Cowboy boots, late nights under the stars, and a myriad of deep-fried greasy foods. It’s that time of year again. The rodeo is back in town
By London Gibson
Rodeos have a long history in Texas. The Austin rodeo is one of the most influential in the state because it takes place in the capital of Texas, a state known for its rodeos. There are only a handful of professional rodeos in the state, Austin, Houston, and Fort Worth being the biggest. Just like longhorns, barbecue, and bluebonnets, rodeos have become a symbol of Texas culture.
Hundreds flocked to Austin’s Decker Lane to kick off rodeo season this past weekend. BBQ Austin, a barbecue cook-off and fair, filled the hot March air with the smell of delicious Texas-style barbecue. As country music’s top 40 played from every booth, crowds milled around tasting the competing meats, washing them down with ice cold beer and lemonade.

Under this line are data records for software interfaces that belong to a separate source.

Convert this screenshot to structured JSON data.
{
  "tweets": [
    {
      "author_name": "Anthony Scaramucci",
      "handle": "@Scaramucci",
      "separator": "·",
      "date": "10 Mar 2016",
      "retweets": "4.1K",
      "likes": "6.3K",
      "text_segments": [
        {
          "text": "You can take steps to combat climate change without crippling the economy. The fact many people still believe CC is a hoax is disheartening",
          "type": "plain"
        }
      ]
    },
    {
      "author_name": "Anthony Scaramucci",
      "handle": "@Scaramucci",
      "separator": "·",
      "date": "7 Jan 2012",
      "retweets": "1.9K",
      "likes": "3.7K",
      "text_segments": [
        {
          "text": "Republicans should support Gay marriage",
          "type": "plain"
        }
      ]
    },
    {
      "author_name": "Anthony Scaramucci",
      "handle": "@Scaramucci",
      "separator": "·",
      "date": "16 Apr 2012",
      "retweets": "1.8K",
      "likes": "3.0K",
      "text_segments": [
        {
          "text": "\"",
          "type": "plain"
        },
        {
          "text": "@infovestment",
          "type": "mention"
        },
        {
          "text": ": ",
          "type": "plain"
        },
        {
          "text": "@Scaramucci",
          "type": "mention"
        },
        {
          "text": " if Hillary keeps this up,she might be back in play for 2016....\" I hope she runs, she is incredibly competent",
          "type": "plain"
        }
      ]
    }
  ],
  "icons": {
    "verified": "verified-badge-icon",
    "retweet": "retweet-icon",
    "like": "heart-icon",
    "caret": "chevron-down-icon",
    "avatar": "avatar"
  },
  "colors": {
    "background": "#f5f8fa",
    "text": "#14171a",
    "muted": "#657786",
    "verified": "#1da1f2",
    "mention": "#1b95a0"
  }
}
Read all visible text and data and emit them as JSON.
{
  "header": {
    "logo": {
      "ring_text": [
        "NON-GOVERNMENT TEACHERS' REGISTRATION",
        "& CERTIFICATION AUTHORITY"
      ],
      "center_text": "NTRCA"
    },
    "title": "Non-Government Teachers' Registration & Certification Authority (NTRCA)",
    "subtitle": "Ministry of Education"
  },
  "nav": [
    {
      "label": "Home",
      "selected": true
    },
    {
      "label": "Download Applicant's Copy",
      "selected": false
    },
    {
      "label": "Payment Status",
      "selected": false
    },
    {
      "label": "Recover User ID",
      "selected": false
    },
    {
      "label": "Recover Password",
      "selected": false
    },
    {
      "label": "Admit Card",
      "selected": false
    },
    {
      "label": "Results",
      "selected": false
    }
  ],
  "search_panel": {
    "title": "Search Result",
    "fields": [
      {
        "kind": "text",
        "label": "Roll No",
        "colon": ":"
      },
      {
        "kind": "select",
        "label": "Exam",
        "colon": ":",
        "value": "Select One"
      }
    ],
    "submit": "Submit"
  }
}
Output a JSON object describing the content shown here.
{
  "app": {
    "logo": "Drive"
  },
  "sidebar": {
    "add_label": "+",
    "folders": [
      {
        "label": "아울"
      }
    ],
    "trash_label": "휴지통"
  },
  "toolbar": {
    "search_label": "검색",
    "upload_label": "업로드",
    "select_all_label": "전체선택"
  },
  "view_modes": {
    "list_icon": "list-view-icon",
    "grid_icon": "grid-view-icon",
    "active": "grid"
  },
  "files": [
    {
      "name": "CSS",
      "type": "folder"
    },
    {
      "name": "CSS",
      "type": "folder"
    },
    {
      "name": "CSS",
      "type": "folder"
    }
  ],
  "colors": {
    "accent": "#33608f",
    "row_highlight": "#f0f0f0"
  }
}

Although many come from far away for a true Texan experience, loyalists that come every year also made up a significant part of the crowd. For UT Graduate Clay Lasiter, this is not his first rodeo. He and his wife Barbara Lasiter sat people-watching, away from the hustle of the barbecue competition. Clay says, “We’ve been to the rodeo before, but this is our first time at the cook-off.”
Both Barbara and Clay enjoyed the free samples at the competing booths, but acknowledge that not every booth is up to par. After trying some sausage from a hopeful champion, the couple had mixed reviews. “Hers was a little chewy,” Clay admits, “but mine was great.” Barbara, less impressed with the cuisine of the cook-off, considers some classic carnival food. “There might be a soft pretzel in my future,” she hints.
The carnival, slung to the side of the cook-off, hosts a collection of classic, sugary carnival foods. Brightly colored signs advertised caramel apples, cotton candy, and even frozen cheesecake dipped in chocolate. Workers called out from within the booths as people walk by. Bill Kraus, simultaneously running a lemonade stand and balloon booth, called out, “Want some lemonade?”
Kraus is a rodeo and carnival veteran. This will be his fifth time working the Austin rodeo, and throughout the rest of the year he will travel across 6 different states with the carnival. To him, the carnival draws a diverse crowd and almost all of the people pass by Kraus’ lemonade stand.
“I love lemonade,” he says. “Everybody gets lemonade.” Kraus mixed lemonade with the same care as though he were mixing a cocktail, customizing it with just the right amount of sweetness and tartness for each customer. On whether or not lemonade should be considered the carnival beverage of choice, Kraus only says, “It’s an essential thing.”
A few minutes away, the band Electric Inferno, a trio of kids 11-14, rocked out to ACDC on the big stage. People crowded around, some taking photos and others lounging on the grassy hill enjoying a drink and a snack. Even though the music was intense with ACDC playing, the atmosphere was not. Everybody seemed to have come for the same reason: to relax.
At the end of the weekend, the BBQ Austin cook-off disassembled and shut down, but the carnival remains open until the end of the rodeo. When the rodeo officially began on Saturday, hundreds of people gathered under bright lights and crowd around a dusty arena. The Austin rodeo is one of America’s top ProRodeos, hosting a selection of the best athletes in the country.
High-profile musicians like Willie Nelson, Grouplove, Andy Grammer, Brett Eldredge, Josh Turner and the Eli Young band will be performing throughout the two weeks that the rodeo will be in town.
As a cultural capital, Austin attracts people from all kinds of backgrounds, and the Austin rodeo brings a touch of traditionalism to a city known for its wackiness